» **Exercise details**:
The data should be duplicated exactly, with every word kept as it is.

*** Opening Data records ***

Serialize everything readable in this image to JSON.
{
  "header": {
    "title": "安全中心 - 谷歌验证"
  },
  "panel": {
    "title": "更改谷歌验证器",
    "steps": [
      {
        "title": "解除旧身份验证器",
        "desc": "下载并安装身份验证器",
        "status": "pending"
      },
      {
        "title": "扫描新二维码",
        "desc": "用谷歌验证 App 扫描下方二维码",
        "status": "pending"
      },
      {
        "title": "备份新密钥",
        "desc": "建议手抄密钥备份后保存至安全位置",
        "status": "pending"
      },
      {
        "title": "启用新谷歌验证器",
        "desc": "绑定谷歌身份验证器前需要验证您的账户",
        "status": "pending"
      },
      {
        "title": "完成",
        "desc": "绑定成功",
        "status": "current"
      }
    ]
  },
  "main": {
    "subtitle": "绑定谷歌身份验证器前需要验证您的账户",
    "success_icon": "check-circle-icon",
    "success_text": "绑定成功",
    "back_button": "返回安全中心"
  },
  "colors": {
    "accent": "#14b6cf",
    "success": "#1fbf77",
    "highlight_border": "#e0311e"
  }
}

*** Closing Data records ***

» **Answer below**:
Serialize everything readable in this image to JSON.
{
  "header": {
    "title": "安全中心 - 谷歌验证"
  },
  "panel": {
    "title": "更改谷歌验证器",
    "steps": [
      {
        "title": "解除旧身份验证器",
        "desc": "下载并安装身份验证器",
        "status": "pending"
      },
      {
        "title": "扫描新二维码",
        "desc": "用谷歌验证 App 扫描下方二维码",
        "status": "pending"
      },
      {
        "title": "备份新密钥",
        "desc": "建议手抄密钥备份后保存至安全位置",
        "status": "pending"
      },
      {
        "title": "启用新谷歌验证器",
        "desc": "绑定谷歌身份验证器前需要验证您的账户",
        "status": "pending"
      },
      {
        "title": "完成",
        "desc": "绑定成功",
        "status": "current"
      }
    ]
  },
  "main": {
    "subtitle": "绑定谷歌身份验证器前需要验证您的账户",
    "success_icon": "check-circle-icon",
    "success_text": "绑定成功",
    "back_button": "返回安全中心"
  },
  "colors": {
    "accent": "#14b6cf",
    "success": "#1fbf77",
    "highlight_border": "#e0311e"
  }
}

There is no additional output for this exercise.